Telecom giant Nokia has confirmed today that it is buying competitor Alcatel-Lucent.
The companies have come to an understanding under which Nokia will make an offer for all the equity securities issued by Alcatel-Lucent. The transaction will be through a public exchange offer in France and the US, on the basis of 0.55 a new Nokia share, for every Alcatel-Lucent share.
The move has valued the smaller French retailer at £11.23bn, leaving Alcatel shareholders with 33.5% of the fully dilutes share capital of the combined company, compared to Nokia‘s shareholder who would own 66.5%.
The deal will be finalised in the first half of 2016, with the approval of each company‘s Board of Directors.
Employees at the combined business believe that the venture will lay an ‘essential‘ foundation for the future innovations. In a statement released on Nokia‘s website, the company said that the collaboration will put the combined company in a position to, “accelerate development of future technologies including 5G, IP and software-defined networking, cloud, analytics as well as sensors and imaging”.
Michel Combes, Chief Executive Officer of Alcatel-Lucent added:
“A combination of Nokia and Alcatel-Lucent will offer a unique opportunity to create a European champion and global leader in ultra-broadband, IP networking and cloud applications”
If all goes to plan the joint company will target around â‚¬900m of operating cost synergies, based on a full year in 2019.
The combined figures for FY2014 suggest that the business will have net sales of 25.9bn, while it will also hold a strong presence in every part of the world:
“We will have a strong presence in every part of the world, including leading positions in the United States and China- Together, we expect to have the scale to lead in every area in which we choose to compete”, said Rajeev Suri, President and Chief Executive Officer of Nokia.
The collaboration should result in the business exceeding Huawei and Ericsson AB in terms of wireless- infrastructure revenue.
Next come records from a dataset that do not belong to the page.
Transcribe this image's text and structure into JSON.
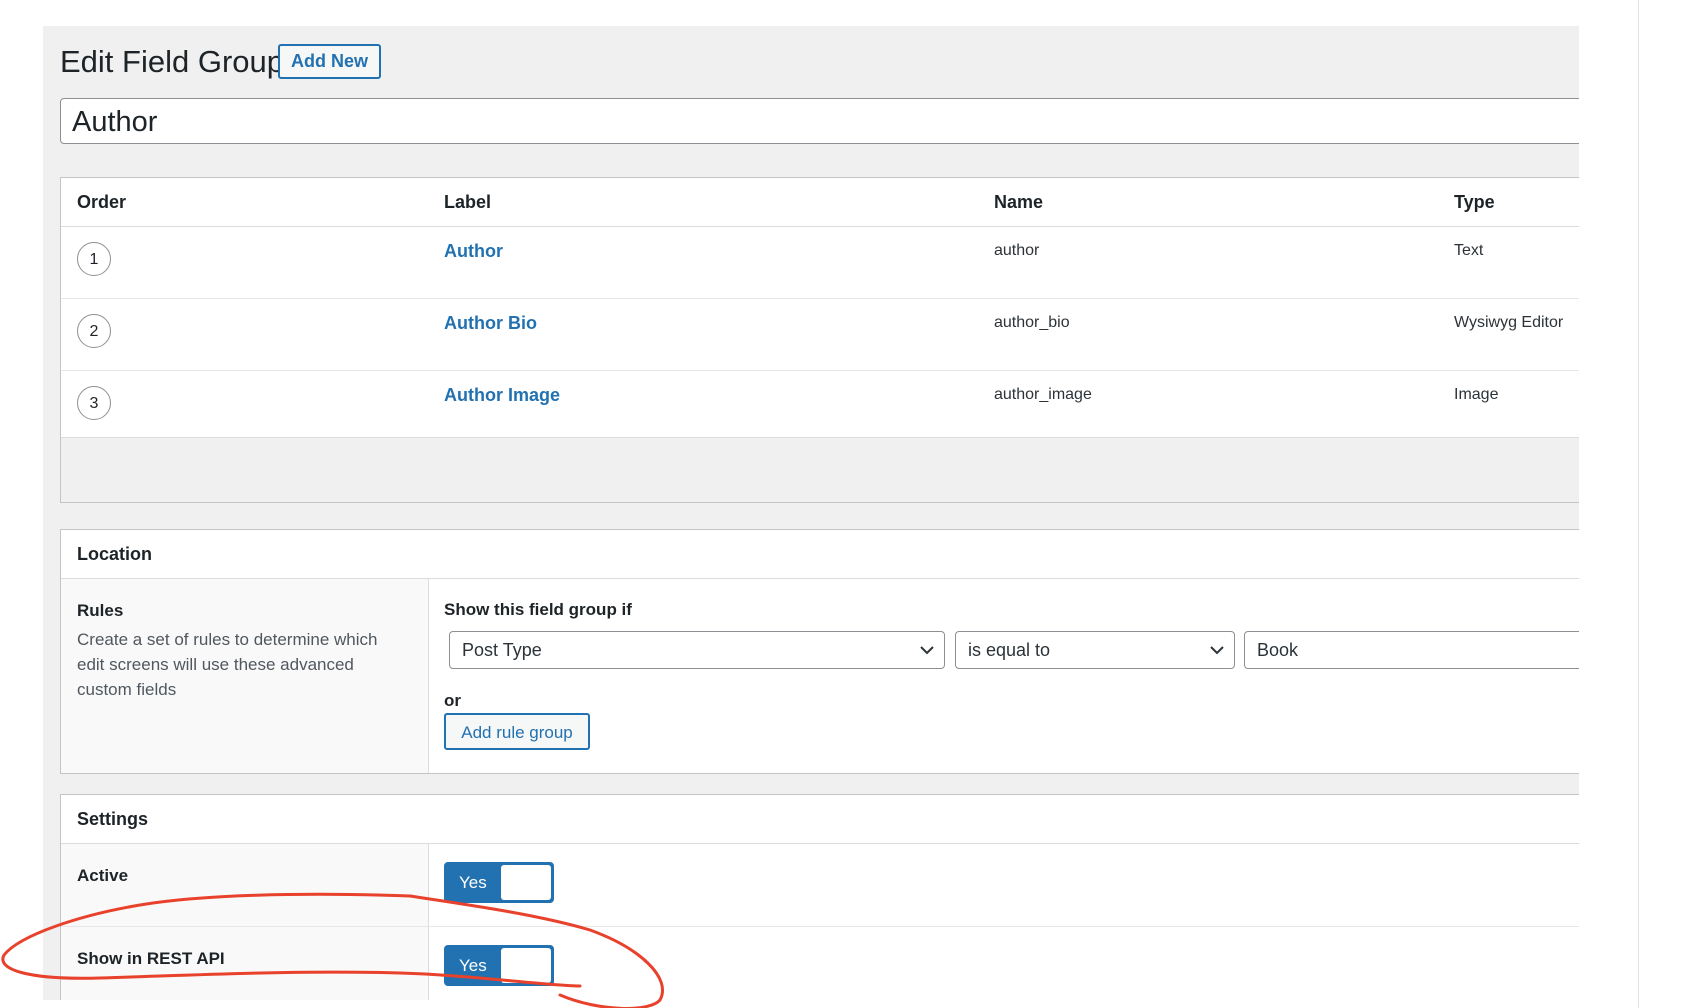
{
  "header": {
    "title": "Edit Field Group",
    "add_new_label": "Add New"
  },
  "title_field": {
    "value": "Author"
  },
  "fields_table": {
    "columns": [
      "Order",
      "Label",
      "Name",
      "Type"
    ],
    "rows": [
      {
        "order": "1",
        "label": "Author",
        "name": "author",
        "type": "Text"
      },
      {
        "order": "2",
        "label": "Author Bio",
        "name": "author_bio",
        "type": "Wysiwyg Editor"
      },
      {
        "order": "3",
        "label": "Author Image",
        "name": "author_image",
        "type": "Image"
      }
    ]
  },
  "location": {
    "heading": "Location",
    "rules_title": "Rules",
    "rules_description": "Create a set of rules to determine which edit screens will use these advanced custom fields",
    "show_if_label": "Show this field group if",
    "param_select": "Post Type",
    "operator_select": "is equal to",
    "value_select": "Book",
    "or_label": "or",
    "add_rule_group_label": "Add rule group"
  },
  "settings": {
    "heading": "Settings",
    "active_label": "Active",
    "active_toggle": "Yes",
    "rest_label": "Show in REST API",
    "rest_toggle": "Yes"
  },
  "colors": {
    "accent": "#2271b1",
    "annotation": "#e8412c"
  }
}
Nokia is currently based in Finland and has said that it will aim to keep Alcatel-Lucent‘s base in France as a “vibrant centre of the combined company”. It intends to protect research and development sites Lannion and Villaceaux, while also maintaining Alcatel-Lucent‘s employment plans.
Since Michel Combes became CEO in 2013, the struggling Alcatel-Lucent has seen shares more than triple, while Nokia shares have doubled since the company sold its mobile phone business to Microsoft Corp. This left Nokia with â‚¬5bn at the end of 2014.
With respected portfolios including stores in the US, China, Europe and Asia-Pacific, the combined business is hoping to confirm its place as a ‘global leader‘, fully exploring its innovative technology through the ‘internet of things‘.